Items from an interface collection
========================

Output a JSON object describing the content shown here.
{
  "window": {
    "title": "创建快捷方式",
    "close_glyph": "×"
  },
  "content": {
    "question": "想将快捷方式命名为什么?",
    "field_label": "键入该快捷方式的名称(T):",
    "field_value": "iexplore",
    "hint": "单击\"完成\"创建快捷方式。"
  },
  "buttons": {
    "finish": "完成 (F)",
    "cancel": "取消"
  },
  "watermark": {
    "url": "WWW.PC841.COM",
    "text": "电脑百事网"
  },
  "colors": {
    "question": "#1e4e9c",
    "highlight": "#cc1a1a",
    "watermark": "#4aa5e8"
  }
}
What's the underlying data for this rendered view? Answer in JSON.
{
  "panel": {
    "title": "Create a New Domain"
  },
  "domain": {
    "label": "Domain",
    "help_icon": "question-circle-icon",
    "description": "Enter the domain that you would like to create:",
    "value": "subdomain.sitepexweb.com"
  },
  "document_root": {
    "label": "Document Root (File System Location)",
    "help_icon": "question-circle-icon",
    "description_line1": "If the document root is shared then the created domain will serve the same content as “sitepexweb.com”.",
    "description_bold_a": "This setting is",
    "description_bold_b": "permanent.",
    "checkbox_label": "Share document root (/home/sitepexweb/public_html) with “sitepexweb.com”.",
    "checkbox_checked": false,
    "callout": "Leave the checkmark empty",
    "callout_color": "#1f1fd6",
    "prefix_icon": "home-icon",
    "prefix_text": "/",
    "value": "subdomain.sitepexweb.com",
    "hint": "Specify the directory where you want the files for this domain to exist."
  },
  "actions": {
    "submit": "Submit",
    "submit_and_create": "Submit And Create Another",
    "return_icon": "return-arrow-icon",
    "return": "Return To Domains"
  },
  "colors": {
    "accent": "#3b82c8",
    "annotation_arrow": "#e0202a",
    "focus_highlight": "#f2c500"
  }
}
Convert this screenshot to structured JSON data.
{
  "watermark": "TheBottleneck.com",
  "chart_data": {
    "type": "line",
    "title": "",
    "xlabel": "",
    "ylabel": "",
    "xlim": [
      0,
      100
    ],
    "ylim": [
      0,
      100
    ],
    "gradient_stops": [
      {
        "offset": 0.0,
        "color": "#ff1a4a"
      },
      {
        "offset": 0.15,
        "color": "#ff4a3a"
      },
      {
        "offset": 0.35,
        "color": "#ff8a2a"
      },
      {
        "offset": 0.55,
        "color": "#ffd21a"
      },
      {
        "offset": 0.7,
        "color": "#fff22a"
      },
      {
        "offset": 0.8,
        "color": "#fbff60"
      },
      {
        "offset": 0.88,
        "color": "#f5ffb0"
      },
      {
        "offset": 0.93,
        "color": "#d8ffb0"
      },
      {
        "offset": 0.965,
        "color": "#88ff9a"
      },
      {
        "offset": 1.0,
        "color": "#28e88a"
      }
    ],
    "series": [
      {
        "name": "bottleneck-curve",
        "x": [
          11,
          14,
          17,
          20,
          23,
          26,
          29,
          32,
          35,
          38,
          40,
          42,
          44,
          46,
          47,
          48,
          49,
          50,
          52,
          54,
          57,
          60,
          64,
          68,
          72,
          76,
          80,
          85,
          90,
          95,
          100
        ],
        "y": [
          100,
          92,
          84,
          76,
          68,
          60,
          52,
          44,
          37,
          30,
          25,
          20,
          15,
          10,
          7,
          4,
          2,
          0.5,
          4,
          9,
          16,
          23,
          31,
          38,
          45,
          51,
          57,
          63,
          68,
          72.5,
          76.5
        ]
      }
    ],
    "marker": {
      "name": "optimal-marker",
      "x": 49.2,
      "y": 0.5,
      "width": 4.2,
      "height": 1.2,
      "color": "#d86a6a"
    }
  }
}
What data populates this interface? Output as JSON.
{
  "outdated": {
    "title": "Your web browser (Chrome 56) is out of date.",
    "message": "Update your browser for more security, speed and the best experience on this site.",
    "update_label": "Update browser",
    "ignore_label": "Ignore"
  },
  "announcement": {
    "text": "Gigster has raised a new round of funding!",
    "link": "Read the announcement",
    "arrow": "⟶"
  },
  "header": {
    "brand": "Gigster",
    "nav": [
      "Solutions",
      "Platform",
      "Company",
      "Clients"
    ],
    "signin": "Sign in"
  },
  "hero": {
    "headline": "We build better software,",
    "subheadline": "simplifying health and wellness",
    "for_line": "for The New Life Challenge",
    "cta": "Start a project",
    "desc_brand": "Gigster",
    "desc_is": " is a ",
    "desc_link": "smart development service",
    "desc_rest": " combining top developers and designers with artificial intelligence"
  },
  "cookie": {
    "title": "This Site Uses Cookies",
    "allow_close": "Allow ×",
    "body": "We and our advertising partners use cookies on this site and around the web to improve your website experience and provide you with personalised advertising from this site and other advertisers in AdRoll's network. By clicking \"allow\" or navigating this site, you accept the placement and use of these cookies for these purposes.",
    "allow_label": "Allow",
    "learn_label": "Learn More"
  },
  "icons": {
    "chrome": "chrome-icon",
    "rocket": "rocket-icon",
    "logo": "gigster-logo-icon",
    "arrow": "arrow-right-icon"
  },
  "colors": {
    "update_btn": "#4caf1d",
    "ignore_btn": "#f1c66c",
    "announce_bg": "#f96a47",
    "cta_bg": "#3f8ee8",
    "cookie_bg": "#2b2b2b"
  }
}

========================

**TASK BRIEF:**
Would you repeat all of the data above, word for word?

**SOLVED EXERCISE:**
Output a JSON object describing the content shown here.
{
  "window": {
    "title": "创建快捷方式",
    "close_glyph": "×"
  },
  "content": {
    "question": "想将快捷方式命名为什么?",
    "field_label": "键入该快捷方式的名称(T):",
    "field_value": "iexplore",
    "hint": "单击\"完成\"创建快捷方式。"
  },
  "buttons": {
    "finish": "完成 (F)",
    "cancel": "取消"
  },
  "watermark": {
    "url": "WWW.PC841.COM",
    "text": "电脑百事网"
  },
  "colors": {
    "question": "#1e4e9c",
    "highlight": "#cc1a1a",
    "watermark": "#4aa5e8"
  }
}
What's the underlying data for this rendered view? Answer in JSON.
{
  "panel": {
    "title": "Create a New Domain"
  },
  "domain": {
    "label": "Domain",
    "help_icon": "question-circle-icon",
    "description": "Enter the domain that you would like to create:",
    "value": "subdomain.sitepexweb.com"
  },
  "document_root": {
    "label": "Document Root (File System Location)",
    "help_icon": "question-circle-icon",
    "description_line1": "If the document root is shared then the created domain will serve the same content as “sitepexweb.com”.",
    "description_bold_a": "This setting is",
    "description_bold_b": "permanent.",
    "checkbox_label": "Share document root (/home/sitepexweb/public_html) with “sitepexweb.com”.",
    "checkbox_checked": false,
    "callout": "Leave the checkmark empty",
    "callout_color": "#1f1fd6",
    "prefix_icon": "home-icon",
    "prefix_text": "/",
    "value": "subdomain.sitepexweb.com",
    "hint": "Specify the directory where you want the files for this domain to exist."
  },
  "actions": {
    "submit": "Submit",
    "submit_and_create": "Submit And Create Another",
    "return_icon": "return-arrow-icon",
    "return": "Return To Domains"
  },
  "colors": {
    "accent": "#3b82c8",
    "annotation_arrow": "#e0202a",
    "focus_highlight": "#f2c500"
  }
}
Convert this screenshot to structured JSON data.
{
  "watermark": "TheBottleneck.com",
  "chart_data": {
    "type": "line",
    "title": "",
    "xlabel": "",
    "ylabel": "",
    "xlim": [
      0,
      100
    ],
    "ylim": [
      0,
      100
    ],
    "gradient_stops": [
      {
        "offset": 0.0,
        "color": "#ff1a4a"
      },
      {
        "offset": 0.15,
        "color": "#ff4a3a"
      },
      {
        "offset": 0.35,
        "color": "#ff8a2a"
      },
      {
        "offset": 0.55,
        "color": "#ffd21a"
      },
      {
        "offset": 0.7,
        "color": "#fff22a"
      },
      {
        "offset": 0.8,
        "color": "#fbff60"
      },
      {
        "offset": 0.88,
        "color": "#f5ffb0"
      },
      {
        "offset": 0.93,
        "color": "#d8ffb0"
      },
      {
        "offset": 0.965,
        "color": "#88ff9a"
      },
      {
        "offset": 1.0,
        "color": "#28e88a"
      }
    ],
    "series": [
      {
        "name": "bottleneck-curve",
        "x": [
          11,
          14,
          17,
          20,
          23,
          26,
          29,
          32,
          35,
          38,
          40,
          42,
          44,
          46,
          47,
          48,
          49,
          50,
          52,
          54,
          57,
          60,
          64,
          68,
          72,
          76,
          80,
          85,
          90,
          95,
          100
        ],
        "y": [
          100,
          92,
          84,
          76,
          68,
          60,
          52,
          44,
          37,
          30,
          25,
          20,
          15,
          10,
          7,
          4,
          2,
          0.5,
          4,
          9,
          16,
          23,
          31,
          38,
          45,
          51,
          57,
          63,
          68,
          72.5,
          76.5
        ]
      }
    ],
    "marker": {
      "name": "optimal-marker",
      "x": 49.2,
      "y": 0.5,
      "width": 4.2,
      "height": 1.2,
      "color": "#d86a6a"
    }
  }
}
What data populates this interface? Output as JSON.
{
  "outdated": {
    "title": "Your web browser (Chrome 56) is out of date.",
    "message": "Update your browser for more security, speed and the best experience on this site.",
    "update_label": "Update browser",
    "ignore_label": "Ignore"
  },
  "announcement": {
    "text": "Gigster has raised a new round of funding!",
    "link": "Read the announcement",
    "arrow": "⟶"
  },
  "header": {
    "brand": "Gigster",
    "nav": [
      "Solutions",
      "Platform",
      "Company",
      "Clients"
    ],
    "signin": "Sign in"
  },
  "hero": {
    "headline": "We build better software,",
    "subheadline": "simplifying health and wellness",
    "for_line": "for The New Life Challenge",
    "cta": "Start a project",
    "desc_brand": "Gigster",
    "desc_is": " is a ",
    "desc_link": "smart development service",
    "desc_rest": " combining top developers and designers with artificial intelligence"
  },
  "cookie": {
    "title": "This Site Uses Cookies",
    "allow_close": "Allow ×",
    "body": "We and our advertising partners use cookies on this site and around the web to improve your website experience and provide you with personalised advertising from this site and other advertisers in AdRoll's network. By clicking \"allow\" or navigating this site, you accept the placement and use of these cookies for these purposes.",
    "allow_label": "Allow",
    "learn_label": "Learn More"
  },
  "icons": {
    "chrome": "chrome-icon",
    "rocket": "rocket-icon",
    "logo": "gigster-logo-icon",
    "arrow": "arrow-right-icon"
  },
  "colors": {
    "update_btn": "#4caf1d",
    "ignore_btn": "#f1c66c",
    "announce_bg": "#f96a47",
    "cta_bg": "#3f8ee8",
    "cookie_bg": "#2b2b2b"
  }
}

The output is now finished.